Midpoint of an interval, i.e. two points A (x1, y1) and B (x2, y2) is obtained by finding the mid value midpoint_of_an_intervalalong x and y coordinates separately.

So the midpoint along the x axis = {x_1~+~x_2}/2 and the midpoint along the y axis = {y_1~+~y_2}/2.

Therefore midpoint of the line AB is ({x_1~+~x_2}/2~,~{y_1~+~y_2}/2)

 

Examples of midpoint of an interval

 

Example 1: Find the midpoint of A (-3, 2) and B (3, 5)

Midpoint of AB  =  ({x_1~+~x_2}/2~,~{y_1~+~y_2}/2)

=  ({-3~+~3}/2~,~{2~+~5}/2)

=  (0~,~7/2)

 

Example 2: ABCD is a quadrilateral with coordinates A(1, -1), B(3, 5), C(7, 7) and D(5, 1). Find the midpoints of AC and BD to prove ABCD is a parallelogram.

Midpoint of AC  =  ({x_1~+~x_2}/2~,~{y_1~+~y_2}/2)

=  ({1~+~7}/2~,~{-1~+~7}/2)

=  (4~,~3)

Midpoint of BD  =  ({x_1~+~x_2}/2~,~{y_1~+~y_2}/2)

=  ({3~+~5}/2~,~{5~+~1}/2)

=  (4~,~3)

The midpoints off the diagonals AC and BD are both (4, 3). Hence the diagonals bisect each other.
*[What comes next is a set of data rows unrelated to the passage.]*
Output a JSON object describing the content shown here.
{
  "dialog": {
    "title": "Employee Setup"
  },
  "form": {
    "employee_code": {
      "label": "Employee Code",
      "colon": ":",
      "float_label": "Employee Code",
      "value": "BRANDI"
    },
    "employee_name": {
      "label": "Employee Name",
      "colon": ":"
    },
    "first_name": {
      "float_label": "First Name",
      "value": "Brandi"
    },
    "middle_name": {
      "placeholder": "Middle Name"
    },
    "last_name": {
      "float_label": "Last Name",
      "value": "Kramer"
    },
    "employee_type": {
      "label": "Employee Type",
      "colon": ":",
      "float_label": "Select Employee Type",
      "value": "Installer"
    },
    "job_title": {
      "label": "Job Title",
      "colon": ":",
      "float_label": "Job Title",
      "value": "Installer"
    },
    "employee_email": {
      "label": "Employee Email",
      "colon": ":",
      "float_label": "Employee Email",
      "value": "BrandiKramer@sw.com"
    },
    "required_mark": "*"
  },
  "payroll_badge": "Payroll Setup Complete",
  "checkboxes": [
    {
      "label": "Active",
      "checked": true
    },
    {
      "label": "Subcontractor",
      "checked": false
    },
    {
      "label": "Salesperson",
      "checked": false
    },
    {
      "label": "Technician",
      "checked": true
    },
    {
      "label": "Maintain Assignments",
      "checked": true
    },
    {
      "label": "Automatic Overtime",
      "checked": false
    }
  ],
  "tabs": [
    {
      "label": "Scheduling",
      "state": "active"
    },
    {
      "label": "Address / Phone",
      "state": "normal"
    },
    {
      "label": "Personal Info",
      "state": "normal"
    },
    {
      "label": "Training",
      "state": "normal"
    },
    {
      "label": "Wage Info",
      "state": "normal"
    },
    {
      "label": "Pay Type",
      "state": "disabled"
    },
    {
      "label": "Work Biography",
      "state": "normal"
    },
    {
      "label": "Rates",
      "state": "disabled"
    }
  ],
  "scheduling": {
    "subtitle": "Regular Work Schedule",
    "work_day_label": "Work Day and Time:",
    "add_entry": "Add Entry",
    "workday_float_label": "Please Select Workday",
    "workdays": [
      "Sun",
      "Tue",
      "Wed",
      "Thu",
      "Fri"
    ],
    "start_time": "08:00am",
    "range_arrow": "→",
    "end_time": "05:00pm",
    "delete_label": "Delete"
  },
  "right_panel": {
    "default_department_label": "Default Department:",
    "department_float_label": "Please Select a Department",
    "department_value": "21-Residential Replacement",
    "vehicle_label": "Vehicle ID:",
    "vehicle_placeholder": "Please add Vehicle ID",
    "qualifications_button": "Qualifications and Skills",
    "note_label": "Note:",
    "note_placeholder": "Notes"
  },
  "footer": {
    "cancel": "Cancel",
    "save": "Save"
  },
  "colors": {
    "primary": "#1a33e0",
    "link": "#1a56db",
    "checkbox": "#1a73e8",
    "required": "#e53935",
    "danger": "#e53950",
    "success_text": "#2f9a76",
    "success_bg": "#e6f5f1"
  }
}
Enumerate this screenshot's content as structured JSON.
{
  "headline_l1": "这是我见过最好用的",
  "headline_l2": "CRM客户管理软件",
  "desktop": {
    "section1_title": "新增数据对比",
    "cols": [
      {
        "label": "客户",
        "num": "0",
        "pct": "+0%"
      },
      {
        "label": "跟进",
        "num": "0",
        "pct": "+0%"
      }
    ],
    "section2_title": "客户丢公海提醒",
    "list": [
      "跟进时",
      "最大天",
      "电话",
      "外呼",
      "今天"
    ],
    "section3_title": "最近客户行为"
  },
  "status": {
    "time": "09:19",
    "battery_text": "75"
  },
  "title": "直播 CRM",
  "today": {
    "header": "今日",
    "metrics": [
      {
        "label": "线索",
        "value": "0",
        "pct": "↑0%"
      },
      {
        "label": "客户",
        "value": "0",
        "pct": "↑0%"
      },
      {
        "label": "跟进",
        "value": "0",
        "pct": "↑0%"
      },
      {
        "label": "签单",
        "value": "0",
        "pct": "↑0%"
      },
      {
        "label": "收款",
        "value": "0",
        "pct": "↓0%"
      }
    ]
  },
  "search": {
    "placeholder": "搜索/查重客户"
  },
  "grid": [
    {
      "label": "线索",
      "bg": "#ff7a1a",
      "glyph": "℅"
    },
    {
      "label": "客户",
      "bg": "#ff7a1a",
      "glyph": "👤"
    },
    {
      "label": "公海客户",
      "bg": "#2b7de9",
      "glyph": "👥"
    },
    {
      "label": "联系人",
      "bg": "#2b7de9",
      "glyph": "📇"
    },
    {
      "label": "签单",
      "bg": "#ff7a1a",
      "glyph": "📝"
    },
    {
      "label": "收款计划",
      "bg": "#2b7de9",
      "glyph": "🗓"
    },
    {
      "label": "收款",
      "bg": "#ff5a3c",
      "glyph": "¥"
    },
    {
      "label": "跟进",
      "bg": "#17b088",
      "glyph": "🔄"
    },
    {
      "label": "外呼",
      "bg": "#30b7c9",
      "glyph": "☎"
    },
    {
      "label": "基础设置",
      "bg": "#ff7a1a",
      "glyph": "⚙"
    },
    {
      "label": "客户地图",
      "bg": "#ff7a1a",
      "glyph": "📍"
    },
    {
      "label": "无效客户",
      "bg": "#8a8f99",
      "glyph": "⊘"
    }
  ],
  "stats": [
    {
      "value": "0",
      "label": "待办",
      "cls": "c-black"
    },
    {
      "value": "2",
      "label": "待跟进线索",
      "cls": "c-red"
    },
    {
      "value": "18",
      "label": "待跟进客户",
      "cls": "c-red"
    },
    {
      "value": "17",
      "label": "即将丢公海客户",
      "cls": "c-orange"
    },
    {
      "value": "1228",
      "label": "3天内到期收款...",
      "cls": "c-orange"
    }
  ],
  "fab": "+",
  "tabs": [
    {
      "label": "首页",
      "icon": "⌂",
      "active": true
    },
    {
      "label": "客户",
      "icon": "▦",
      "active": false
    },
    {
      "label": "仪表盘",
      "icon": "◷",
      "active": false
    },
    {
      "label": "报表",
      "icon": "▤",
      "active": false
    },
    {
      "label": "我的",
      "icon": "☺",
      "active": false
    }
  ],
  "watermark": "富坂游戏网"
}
Therefore ABCD is a parallelogram.

 

Example 3: The point M(3, 5) is the midpoint of the interval AB where A is the point (-1, 2). Find the coordinates of B.

coordinates_for_midpoint

Here we’ve been given the midpoint and one of the coordinates, and need to find the other coordinate.

Midpoint of an interval = ({x_1~+~x_2}/2~,~{y_1~+~y_2}/2)

3 = {-1~+~x_2}/2

6 = -1 + x2

x2 = 7

5 = {2~+~y_2}/2

10 = 2 + y2

y2 = 10 – 2  =  8

B(x2, y2)  is B(7, 8)